(DATA PROVIDED begins)
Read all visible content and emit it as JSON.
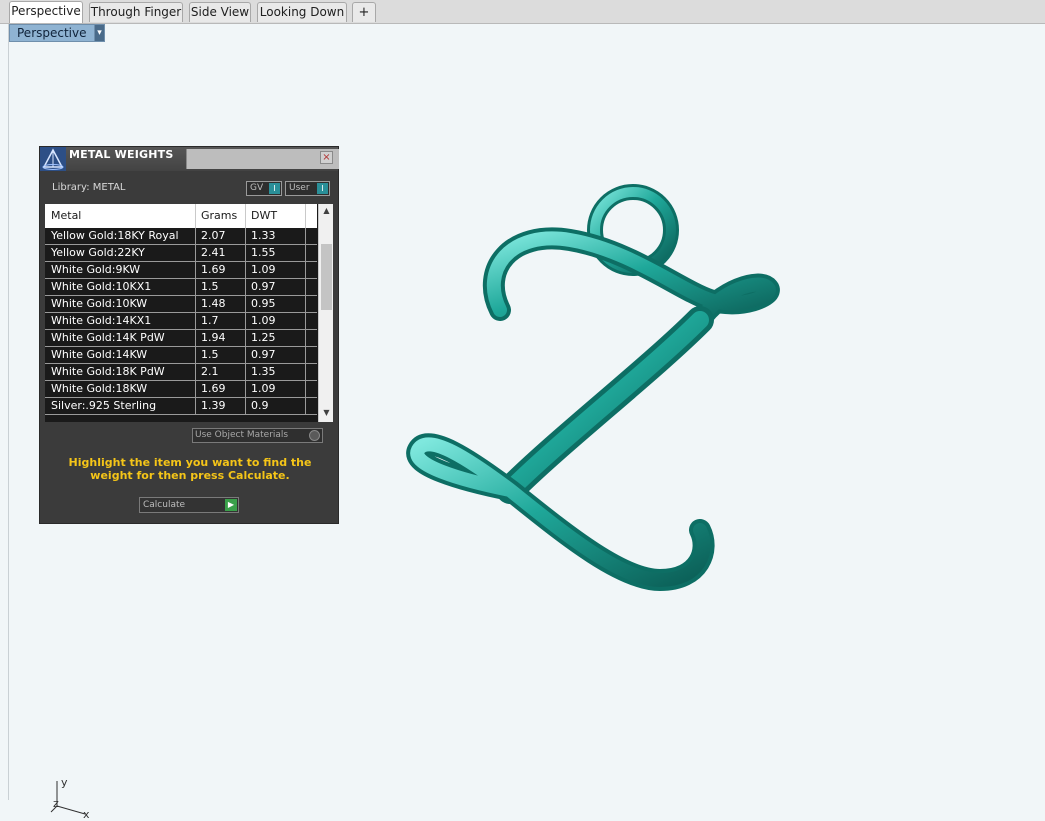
{
  "tabs": [
    {
      "label": "Perspective",
      "active": true
    },
    {
      "label": "Through Finger",
      "active": false
    },
    {
      "label": "Side View",
      "active": false
    },
    {
      "label": "Looking Down",
      "active": false
    }
  ],
  "add_tab_glyph": "+",
  "viewport": {
    "label": "Perspective",
    "dropdown_glyph": "▾",
    "axes": {
      "x": "x",
      "y": "y",
      "z": "z"
    }
  },
  "panel": {
    "title": "METAL WEIGHTS",
    "close_glyph": "×",
    "library": "Library: METAL",
    "toggles": [
      {
        "label": "GV",
        "knob": "I"
      },
      {
        "label": "User",
        "knob": "I"
      }
    ],
    "columns": [
      "Metal",
      "Grams",
      "DWT"
    ],
    "rows": [
      {
        "metal": "Yellow Gold:18KY Royal",
        "grams": "2.07",
        "dwt": "1.33"
      },
      {
        "metal": "Yellow Gold:22KY",
        "grams": "2.41",
        "dwt": "1.55"
      },
      {
        "metal": "White Gold:9KW",
        "grams": "1.69",
        "dwt": "1.09"
      },
      {
        "metal": "White Gold:10KX1",
        "grams": "1.5",
        "dwt": "0.97"
      },
      {
        "metal": "White Gold:10KW",
        "grams": "1.48",
        "dwt": "0.95"
      },
      {
        "metal": "White Gold:14KX1",
        "grams": "1.7",
        "dwt": "1.09"
      },
      {
        "metal": "White Gold:14K PdW",
        "grams": "1.94",
        "dwt": "1.25"
      },
      {
        "metal": "White Gold:14KW",
        "grams": "1.5",
        "dwt": "0.97"
      },
      {
        "metal": "White Gold:18K PdW",
        "grams": "2.1",
        "dwt": "1.35"
      },
      {
        "metal": "White Gold:18KW",
        "grams": "1.69",
        "dwt": "1.09"
      },
      {
        "metal": "Silver:.925 Sterling",
        "grams": "1.39",
        "dwt": "0.9"
      }
    ],
    "scroll_up": "▲",
    "scroll_down": "▼",
    "object_materials_label": "Use Object Materials",
    "hint": "Highlight the item you want to find the weight for then press Calculate.",
    "calculate_label": "Calculate",
    "calculate_glyph": "▶"
  },
  "colors": {
    "model": "#1fa89a",
    "hint": "#f5c518",
    "viewport_label": "#8fb3d2"
  }
}
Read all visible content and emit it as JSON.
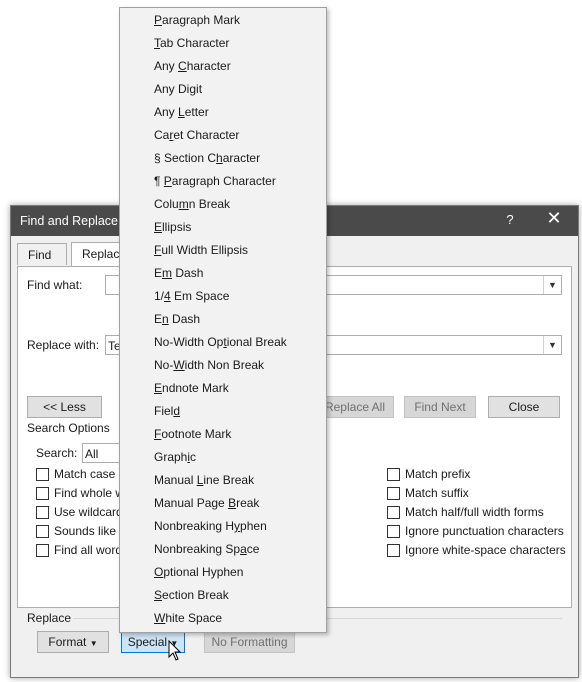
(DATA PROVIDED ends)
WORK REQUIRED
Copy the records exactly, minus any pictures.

RESPONSE BOX
Read all visible content and emit it as JSON.
{
  "tabs": [
    {
      "label": "Perspective",
      "active": true
    },
    {
      "label": "Through Finger",
      "active": false
    },
    {
      "label": "Side View",
      "active": false
    },
    {
      "label": "Looking Down",
      "active": false
    }
  ],
  "add_tab_glyph": "+",
  "viewport": {
    "label": "Perspective",
    "dropdown_glyph": "▾",
    "axes": {
      "x": "x",
      "y": "y",
      "z": "z"
    }
  },
  "panel": {
    "title": "METAL WEIGHTS",
    "close_glyph": "×",
    "library": "Library: METAL",
    "toggles": [
      {
        "label": "GV",
        "knob": "I"
      },
      {
        "label": "User",
        "knob": "I"
      }
    ],
    "columns": [
      "Metal",
      "Grams",
      "DWT"
    ],
    "rows": [
      {
        "metal": "Yellow Gold:18KY Royal",
        "grams": "2.07",
        "dwt": "1.33"
      },
      {
        "metal": "Yellow Gold:22KY",
        "grams": "2.41",
        "dwt": "1.55"
      },
      {
        "metal": "White Gold:9KW",
        "grams": "1.69",
        "dwt": "1.09"
      },
      {
        "metal": "White Gold:10KX1",
        "grams": "1.5",
        "dwt": "0.97"
      },
      {
        "metal": "White Gold:10KW",
        "grams": "1.48",
        "dwt": "0.95"
      },
      {
        "metal": "White Gold:14KX1",
        "grams": "1.7",
        "dwt": "1.09"
      },
      {
        "metal": "White Gold:14K PdW",
        "grams": "1.94",
        "dwt": "1.25"
      },
      {
        "metal": "White Gold:14KW",
        "grams": "1.5",
        "dwt": "0.97"
      },
      {
        "metal": "White Gold:18K PdW",
        "grams": "2.1",
        "dwt": "1.35"
      },
      {
        "metal": "White Gold:18KW",
        "grams": "1.69",
        "dwt": "1.09"
      },
      {
        "metal": "Silver:.925 Sterling",
        "grams": "1.39",
        "dwt": "0.9"
      }
    ],
    "scroll_up": "▲",
    "scroll_down": "▼",
    "object_materials_label": "Use Object Materials",
    "hint": "Highlight the item you want to find the weight for then press Calculate.",
    "calculate_label": "Calculate",
    "calculate_glyph": "▶"
  },
  "colors": {
    "model": "#1fa89a",
    "hint": "#f5c518",
    "viewport_label": "#8fb3d2"
  }
}
Read all visible content and emit it as JSON.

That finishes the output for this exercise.